IRA Rollover Pitfalls to Avoid

IRA Rollover Pitfalls

For individuals with multiple IRAs, the Tax Court ruling in Bobrow v. Comm’r, T.C. Memo. 2014-21, should give pause, as it completely turns on its head the conventional wisdom under which financial advisors have been operating for years.  The tax court ruled that IRA rollovers are limited to one per taxpayer, not one per IRA, for each 12-month period.

Rollovers can generally occur between traditional IRAs, Roth IRAs, SIMPLE IRAs, SEP IRAs, 403(b) plans, and others.  As summarized by the court in Bobrow, “IRC Section 408(d)(3)(A) allows a payee or distributee of an IRA distribution to exclude from gross income any amount paid or distributed from an IRA if the entire amount is subsequently paid into a qualifying IRA, individual retirement annuity, or retirement plan not later than the 60th day after the day on which the payee or distributee receives the distribution.”  In other words, the owner of an IRA can receive distribution from the IRA, but within 60 days thereof, contribute it to another qualifying IRA, without income tax consequence, as a rollover.  This ability, however, is not without restrictions.

IRS Publication 590 tells us that “if you make a tax-free rollover of any part of a distribution from a traditional IRA, you cannot, within a 1-year period, make a tax-free rollover of any later distribution from that same IRA.” (emphasis added).  The same IRS Publication 590 provides in an example that two rollovers within 12 months are permissible as long as they were not involving the same IRAs.

However, unfortunately for the taxpayers in Bobrow v. Comm’r, T.C. Memo. 2014-21, though IRS Publication 590 stated that more than one nontaxable rollover within 12 months could be permissible, Internal Revenue Code Section 408(d)(3)(B) provides that a taxpayer may make only one nontaxable rollover contribution within each one-year period, not per IRA, but per taxpayer.  The IRS’s own Publication 590 explaining this rule is wrong and should not be relied upon.

Unfortunately for the Bobrows, this was a misunderstanding that cost them more than $60,000 in tax and penalties.

Why is a Living Trust Important?

A revocable living trust is a document a person (Trustor) creates to manage assets during that person’s lifetime, and to administer the disposition of those assets after the Trustor’s death.

Living Trusts are so named as they take effect during the Trustor’s lifetime, rather than a document, such as a will, which is only effective upon a person’s death. This results in one of the first advantages of a living trust over a will. During the Trustor’s lifetime, and while the Trustor has mental capacity, the Trustor can serve as the person responsible for managing the Trust assets. This person is called the Trustee. However, unlike a will, should the Trustor become incapacitated and unable to manage his/her own affairs, the Successor Trustee (the individual named to serve as an alternate to the original Trustor) can step in and manage the Trust Estate for the Trustor.

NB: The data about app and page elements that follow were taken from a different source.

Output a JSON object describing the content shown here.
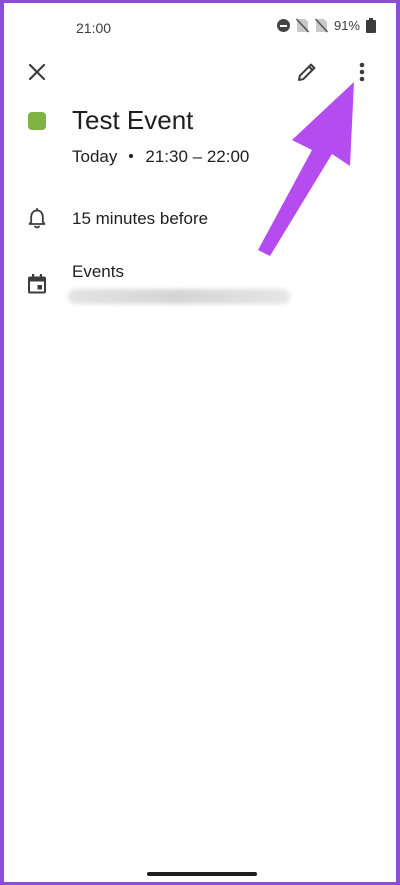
{
  "status_bar": {
    "time": "21:00",
    "battery": "91%",
    "icons": [
      "do-not-disturb-icon",
      "no-sim-icon",
      "no-sim-icon",
      "battery-icon"
    ]
  },
  "toolbar": {
    "icons": [
      "close-icon",
      "edit-pencil-icon",
      "more-vertical-icon"
    ]
  },
  "event": {
    "color": "#7cb342",
    "title": "Test Event",
    "day": "Today",
    "time_range": "21:30 – 22:00"
  },
  "reminder": {
    "icon": "bell-icon",
    "text": "15 minutes before"
  },
  "calendar": {
    "icon": "calendar-icon",
    "name": "Events"
  },
  "annotation": {
    "arrow_color": "#b44cf0"
  }
}
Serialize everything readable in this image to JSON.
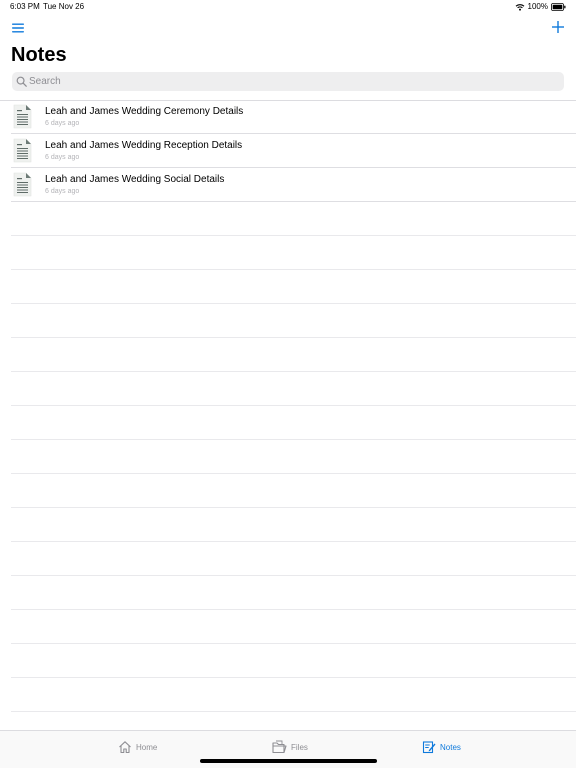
{
  "status_bar": {
    "time": "6:03 PM",
    "date": "Tue Nov 26",
    "battery": "100%"
  },
  "nav": {
    "menu_icon": "hamburger-menu-icon",
    "add_icon": "plus-icon"
  },
  "page": {
    "title": "Notes"
  },
  "search": {
    "placeholder": "Search",
    "value": ""
  },
  "notes": [
    {
      "title": "Leah and James Wedding Ceremony Details",
      "time": "6 days ago"
    },
    {
      "title": "Leah and James Wedding Reception Details",
      "time": "6 days ago"
    },
    {
      "title": "Leah and James Wedding Social Details",
      "time": "6 days ago"
    }
  ],
  "tabs": [
    {
      "label": "Home",
      "icon": "house-icon"
    },
    {
      "label": "Files",
      "icon": "folder-icon"
    },
    {
      "label": "Notes",
      "icon": "note-edit-icon",
      "active": true
    }
  ],
  "colors": {
    "accent": "#0F7ADC",
    "tab_inactive": "#8E8E93",
    "search_background": "#EEEEEF"
  }
}
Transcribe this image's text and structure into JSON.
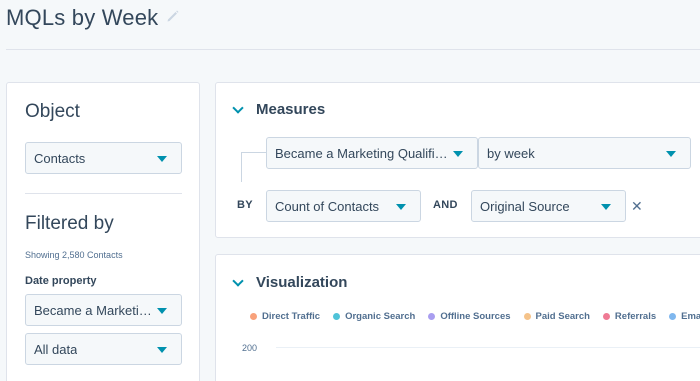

Without a Living Trust, an individual might not have anyone in place to manage his/her affairs for him/her upon incapacity. This could result in the family’s having to petition the court for conservatorship, which could be a lengthy and expensive proposition.

A second major advantage of a Living Trust is the ability to administer an estate in a timely and generally cost-efficient manner after the death of a Trustor. Unlike a will, there is often no need to petition the court after the death of a Trustor. Instead, the Trustee can gather the estate assets and ensure that the Trustor’s wishes are accommodated typically without need for court intervention. The administration of a Will, on the other hand, will generally require an Executor (the person named in the Will to administer the estate) to petition the court, and proceed through the probate process whereby the court oversees the administration of the estate. The probate process is often lengthy and can be quite expensive.

A third advantage of a Living Trust is privacy. As the administration of a Living Trust can avoid the probate process, the nature of the decedent’s property and the identity of the decedent’s beneficiaries can remain private. This is in contrast to the probate of a will, a court process which becomes a public record, and enables others to learn of the details of the decedent’s property as well as the identities of those will inherit that property.

While a Living Trust may not be for everybody, it is also not solely the domain of the wealthy. In fact, in California, estates valued above $150,000 will be subject the probate process unless a Living Trust is properly utilized.

Dianne Harmata is an attorney with Harmata & Associates, a law firm which practices estate and business planning. Dianne Harmata can be reached at 619-233-4711 or via email at